By: Mass Communication Specialist 1st Class Anna-Liesa Hussey, Navy Office of Community Navy Office of Community Outreach
Special to the UCBJ
PENSACOLA, Fla. – Lt. Cmdr. Kevin Furst, a native of Cookeville, Tennessee, is serving at the Information Warfare Training Command (IWTC) at Corry Station in Pensacola, Florida.
As the executive officer at IWTC, Furst is serving among the future generation of information warfighters.
Furst joined the Navy 12 years ago. Today, Furst serves as a cryptologic warfare officer.
“I had a college professor that was a mentor of mine and he mentioned that if you wanted to get into intelligence, the military was a good route to begin that path,” said Furst. “The more I looked into joining the Navy, the more I became interested in serving my country.”
According to Furst, the values required to succeed in the Navy are similar to those found in Cookeville.
“I was an exchange student during my senior year,” said Furst. “I learned to live in a new environment, adapt to be comfortable and resilient to change and uncertainty, and these lessons have allowed me to be flexible during my Navy career,”
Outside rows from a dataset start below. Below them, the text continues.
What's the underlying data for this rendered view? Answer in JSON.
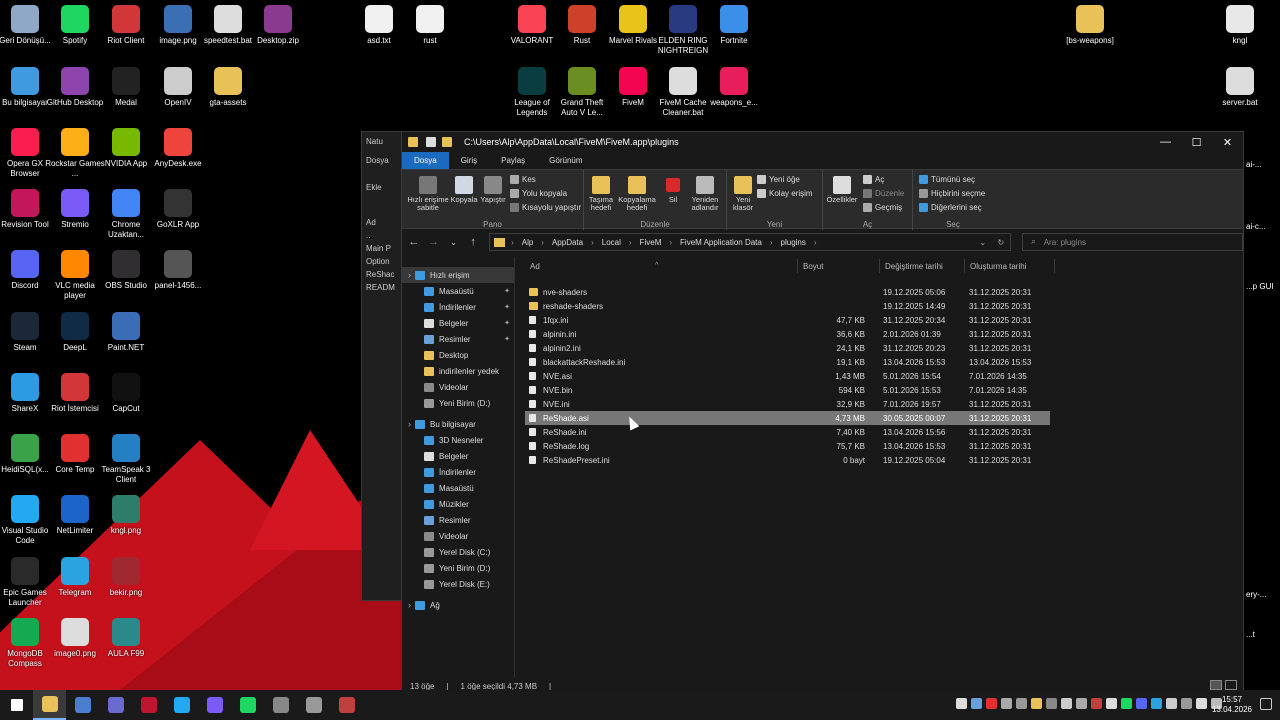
{
  "desktop": {
    "icons": [
      {
        "label": "Geri Dönüşü...",
        "color": "#8fa8c8"
      },
      {
        "label": "Spotify",
        "color": "#1ed760"
      },
      {
        "label": "Riot Client",
        "color": "#d13639"
      },
      {
        "label": "image.png",
        "color": "#3a6fb3"
      },
      {
        "label": "speedtest.bat",
        "color": "#dddddd"
      },
      {
        "label": "Desktop.zip",
        "color": "#8a3b8f"
      },
      {
        "label": "asd.txt",
        "color": "#f0f0f0"
      },
      {
        "label": "rust",
        "color": "#f0f0f0"
      },
      {
        "label": "VALORANT",
        "color": "#fa4454"
      },
      {
        "label": "Rust",
        "color": "#cd412b"
      },
      {
        "label": "Marvel Rivals",
        "color": "#e8c31a"
      },
      {
        "label": "ELDEN RING NIGHTREIGN",
        "color": "#2a3a80"
      },
      {
        "label": "Fortnite",
        "color": "#3c8fe8"
      },
      {
        "label": "[bs-weapons]",
        "color": "#e8c158"
      },
      {
        "label": "kngl",
        "color": "#e8e8e8"
      },
      {
        "label": "Bu bilgisayar",
        "color": "#3f9ae0"
      },
      {
        "label": "GitHub Desktop",
        "color": "#8e44ad"
      },
      {
        "label": "Medal",
        "color": "#222222"
      },
      {
        "label": "OpenIV",
        "color": "#cccccc"
      },
      {
        "label": "gta-assets",
        "color": "#e8c158"
      },
      {
        "label": "League of Legends",
        "color": "#0a3d3f"
      },
      {
        "label": "Grand Theft Auto V Le...",
        "color": "#6b8e23"
      },
      {
        "label": "FiveM",
        "color": "#f40552"
      },
      {
        "label": "FiveM Cache Cleaner.bat",
        "color": "#dddddd"
      },
      {
        "label": "weapons_e...",
        "color": "#e81d5b"
      },
      {
        "label": "server.bat",
        "color": "#dddddd"
      },
      {
        "label": "Opera GX Browser",
        "color": "#fa1e4e"
      },
      {
        "label": "Rockstar Games ...",
        "color": "#fcaf17"
      },
      {
        "label": "NVIDIA App",
        "color": "#76b900"
      },
      {
        "label": "AnyDesk.exe",
        "color": "#ef443b"
      },
      {
        "label": "Revision Tool",
        "color": "#c2185b"
      },
      {
        "label": "Stremio",
        "color": "#7b5bf5"
      },
      {
        "label": "Chrome Uzaktan...",
        "color": "#4285f4"
      },
      {
        "label": "GoXLR App",
        "color": "#333333"
      },
      {
        "label": "Discord",
        "color": "#5865f2"
      },
      {
        "label": "VLC media player",
        "color": "#ff8800"
      },
      {
        "label": "OBS Studio",
        "color": "#302e31"
      },
      {
        "label": "panel-1456...",
        "color": "#555555"
      },
      {
        "label": "Steam",
        "color": "#1b2838"
      },
      {
        "label": "DeepL",
        "color": "#0f2b46"
      },
      {
        "label": "Paint.NET",
        "color": "#3b6cb6"
      },
      {
        "label": "ShareX",
        "color": "#2c9be4"
      },
      {
        "label": "Riot İstemcisi",
        "color": "#d13639"
      },
      {
        "label": "CapCut",
        "color": "#111111"
      },
      {
        "label": "HeidiSQL(x...",
        "color": "#3aa34a"
      },
      {
        "label": "Core Temp",
        "color": "#e03030"
      },
      {
        "label": "TeamSpeak 3 Client",
        "color": "#2580c3"
      },
      {
        "label": "Visual Studio Code",
        "color": "#23a9f2"
      },
      {
        "label": "NetLimiter",
        "color": "#1c64c8"
      },
      {
        "label": "kngl.png",
        "color": "#2e7d6b"
      },
      {
        "label": "Epic Games Launcher",
        "color": "#2a2a2a"
      },
      {
        "label": "Telegram",
        "color": "#2aa3e0"
      },
      {
        "label": "bekir.png",
        "color": "#a02830"
      },
      {
        "label": "MongoDB Compass",
        "color": "#13aa52"
      },
      {
        "label": "image0.png",
        "color": "#dddddd"
      },
      {
        "label": "AULA F99",
        "color": "#2a8a8a"
      }
    ],
    "right_partial_labels": [
      "ai-...",
      "ai-c...",
      "...p GUI",
      "ery-...",
      "...t"
    ]
  },
  "bg_window": {
    "title": "Natu",
    "menu": "Dosya",
    "add": "Ekle",
    "col": "Ad",
    "items": [
      "..",
      "Main P",
      "Option",
      "ReShac",
      "READM"
    ]
  },
  "window": {
    "title_path": "C:\\Users\\Alp\\AppData\\Local\\FiveM\\FiveM.app\\plugins",
    "controls": {
      "minimize": "—",
      "maximize": "☐",
      "close": "✕"
    },
    "tabs": [
      "Dosya",
      "Giriş",
      "Paylaş",
      "Görünüm"
    ],
    "ribbon": {
      "pano": {
        "label": "Pano",
        "pin": "Hızlı erişime sabitle",
        "copy": "Kopyala",
        "paste": "Yapıştır",
        "cut": "Kes",
        "copy_path": "Yolu kopyala",
        "paste_shortcut": "Kısayolu yapıştır"
      },
      "duzenle": {
        "label": "Düzenle",
        "move_to": "Taşıma hedefi",
        "copy_to": "Kopyalama hedefi",
        "delete": "Sil",
        "rename": "Yeniden adlandır"
      },
      "yeni": {
        "label": "Yeni",
        "new_folder": "Yeni klasör",
        "new_item": "Yeni öğe",
        "easy_access": "Kolay erişim"
      },
      "ac": {
        "label": "Aç",
        "properties": "Özellikler",
        "open": "Aç",
        "edit": "Düzenle",
        "history": "Geçmiş"
      },
      "sec": {
        "label": "Seç",
        "select_all": "Tümünü seç",
        "select_none": "Hiçbirini seçme",
        "invert": "Diğerlerini seç"
      }
    },
    "breadcrumb": [
      "Alp",
      "AppData",
      "Local",
      "FiveM",
      "FiveM Application Data",
      "plugins"
    ],
    "search_placeholder": "Ara: plugins",
    "nav": [
      {
        "label": "Hızlı erişim",
        "color": "#3f9ae0",
        "indent": 0,
        "pin": false,
        "sel": true
      },
      {
        "label": "Masaüstü",
        "color": "#3f9ae0",
        "indent": 1,
        "pin": true
      },
      {
        "label": "İndirilenler",
        "color": "#3f9ae0",
        "indent": 1,
        "pin": true
      },
      {
        "label": "Belgeler",
        "color": "#dddddd",
        "indent": 1,
        "pin": true
      },
      {
        "label": "Resimler",
        "color": "#6aa0d8",
        "indent": 1,
        "pin": true
      },
      {
        "label": "Desktop",
        "color": "#e8c158",
        "indent": 1,
        "pin": false
      },
      {
        "label": "indirilenler yedek",
        "color": "#e8c158",
        "indent": 1,
        "pin": false
      },
      {
        "label": "Videolar",
        "color": "#8a8a8a",
        "indent": 1,
        "pin": false
      },
      {
        "label": "Yeni Birim (D:)",
        "color": "#999999",
        "indent": 1,
        "pin": false
      },
      {
        "label": "",
        "color": "",
        "indent": 0,
        "pin": false,
        "spacer": true
      },
      {
        "label": "Bu bilgisayar",
        "color": "#3f9ae0",
        "indent": 0,
        "pin": false
      },
      {
        "label": "3D Nesneler",
        "color": "#3f9ae0",
        "indent": 1,
        "pin": false
      },
      {
        "label": "Belgeler",
        "color": "#dddddd",
        "indent": 1,
        "pin": false
      },
      {
        "label": "İndirilenler",
        "color": "#3f9ae0",
        "indent": 1,
        "pin": false
      },
      {
        "label": "Masaüstü",
        "color": "#3f9ae0",
        "indent": 1,
        "pin": false
      },
      {
        "label": "Müzikler",
        "color": "#3f9ae0",
        "indent": 1,
        "pin": false
      },
      {
        "label": "Resimler",
        "color": "#6aa0d8",
        "indent": 1,
        "pin": false
      },
      {
        "label": "Videolar",
        "color": "#8a8a8a",
        "indent": 1,
        "pin": false
      },
      {
        "label": "Yerel Disk (C:)",
        "color": "#999999",
        "indent": 1,
        "pin": false
      },
      {
        "label": "Yeni Birim (D:)",
        "color": "#999999",
        "indent": 1,
        "pin": false
      },
      {
        "label": "Yerel Disk (E:)",
        "color": "#999999",
        "indent": 1,
        "pin": false
      },
      {
        "label": "",
        "color": "",
        "indent": 0,
        "pin": false,
        "spacer": true
      },
      {
        "label": "Ağ",
        "color": "#3f9ae0",
        "indent": 0,
        "pin": false
      }
    ],
    "columns": {
      "name": "Ad",
      "size": "Boyut",
      "modified": "Değiştirme tarihi",
      "created": "Oluşturma tarihi"
    },
    "files": [
      {
        "name": "nve-shaders",
        "type": "folder",
        "size": "",
        "modified": "19.12.2025 05:06",
        "created": "31.12.2025 20:31"
      },
      {
        "name": "reshade-shaders",
        "type": "folder",
        "size": "",
        "modified": "19.12.2025 14:49",
        "created": "31.12.2025 20:31"
      },
      {
        "name": "1fqx.ini",
        "type": "file",
        "size": "47,7 KB",
        "modified": "31.12.2025 20:34",
        "created": "31.12.2025 20:31"
      },
      {
        "name": "alpinin.ini",
        "type": "file",
        "size": "36,6 KB",
        "modified": "2.01.2026 01:39",
        "created": "31.12.2025 20:31"
      },
      {
        "name": "alpinin2.ini",
        "type": "file",
        "size": "24,1 KB",
        "modified": "31.12.2025 20:23",
        "created": "31.12.2025 20:31"
      },
      {
        "name": "blackattackReshade.ini",
        "type": "file",
        "size": "19,1 KB",
        "modified": "13.04.2026 15:53",
        "created": "13.04.2026 15:53"
      },
      {
        "name": "NVE.asi",
        "type": "file",
        "size": "1,43 MB",
        "modified": "5.01.2026 15:54",
        "created": "7.01.2026 14:35"
      },
      {
        "name": "NVE.bin",
        "type": "file",
        "size": "594 KB",
        "modified": "5.01.2026 15:53",
        "created": "7.01.2026 14:35"
      },
      {
        "name": "NVE.ini",
        "type": "file",
        "size": "32,9 KB",
        "modified": "7.01.2026 19:57",
        "created": "31.12.2025 20:31"
      },
      {
        "name": "ReShade.asi",
        "type": "file",
        "size": "4,73 MB",
        "modified": "30.05.2025 00:07",
        "created": "31.12.2025 20:31",
        "selected": true
      },
      {
        "name": "ReShade.ini",
        "type": "file",
        "size": "7,40 KB",
        "modified": "13.04.2026 15:56",
        "created": "31.12.2025 20:31"
      },
      {
        "name": "ReShade.log",
        "type": "file",
        "size": "75,7 KB",
        "modified": "13.04.2026 15:53",
        "created": "31.12.2025 20:31"
      },
      {
        "name": "ReShadePreset.ini",
        "type": "file",
        "size": "0 bayt",
        "modified": "19.12.2025 05:04",
        "created": "31.12.2025 20:31"
      }
    ],
    "status": {
      "count": "13 öğe",
      "selection": "1 öğe seçildi 4,73 MB"
    }
  },
  "taskbar": {
    "apps": [
      {
        "name": "start",
        "color": "#ffffff"
      },
      {
        "name": "file-explorer",
        "color": "#e8c158",
        "active": true
      },
      {
        "name": "app-2",
        "color": "#4a7fd0"
      },
      {
        "name": "app-3",
        "color": "#6a6ad0"
      },
      {
        "name": "app-4",
        "color": "#c01530"
      },
      {
        "name": "vscode",
        "color": "#23a9f2"
      },
      {
        "name": "app-6",
        "color": "#7b5bf5"
      },
      {
        "name": "spotify",
        "color": "#1ed760"
      },
      {
        "name": "app-8",
        "color": "#888888"
      },
      {
        "name": "app-9",
        "color": "#999999"
      },
      {
        "name": "app-10",
        "color": "#c04040"
      }
    ],
    "clock_time": "15:57",
    "clock_date": "13.04.2026"
  }
}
IWTC, one of Center for Information Warfare Training (CIWT)’s four training commands, provides schooling for the Navy and joint services in cryptologic, information systems and cyber functions, enabling optimal performance of information warfare across the full spectrum of military operations.
Headquartered in Pensacola, Florida, CIWT delivers trained information warfare professionals to the Navy and joint services, enabling optimal performance of information warfare across the full spectrum of military operations.
CIWT trains enlisted personnel and officers in all functions of information warfare covering fields ranging from military intelligence, cyberwarfare and information systems to electronic warfare and cryptologic operations throughout the scope of their Navy careers. CIWT trains more than 26,000 students annually, with an average of 3,700 students attending classes daily. CIWT constantly strives to modernize training taught using emerging technology and the Persistent Cyber Training Environment to train the next generation of information warfare professionals.
Serving in the Navy means Furst is part of a team that is taking on new importance in America’s focus on rebuilding military readiness, strengthening alliances and reforming business practices in support of the National Defense Strategy.
“Currently our global international order has been written by U.S. foreign policy,” said Furst. “The Navy is the enforcer for that policy and ensures free trade and our front lines and protects our way of life.”
Furst and the sailors he serves with have many opportunities to achieve accomplishments during their military service.
“I am most proud of my wife for her fortitude during my deployment to the middle east on the aircraft carrier USS Abraham Lincoln, which ended up being eight months after multiple extensions,” said Furst. “During that time, as a family, we were able to weather a difficult deployment all the while, my wife raised our son and daughter, even at a time with a broken foot.”
As Furst and other sailors continue to train and perform the mission they are tasked with, they take pride in serving their country in the United States Navy.
“Most people search for purpose in their life,” added Furst. “The Navy provides me with pride and purpose knowing what I do helps contribute to the freedom we enjoy everyday.”
The Naval Education and Training Command is the U.S. Navy’s Force Development pillar and largest shore command. Through its “Street to Fleet” focus, Naval Education and Training Command recruits civilians and transforms them into skilled warfighters ready to meet the current and future needs of the U.S. Navy.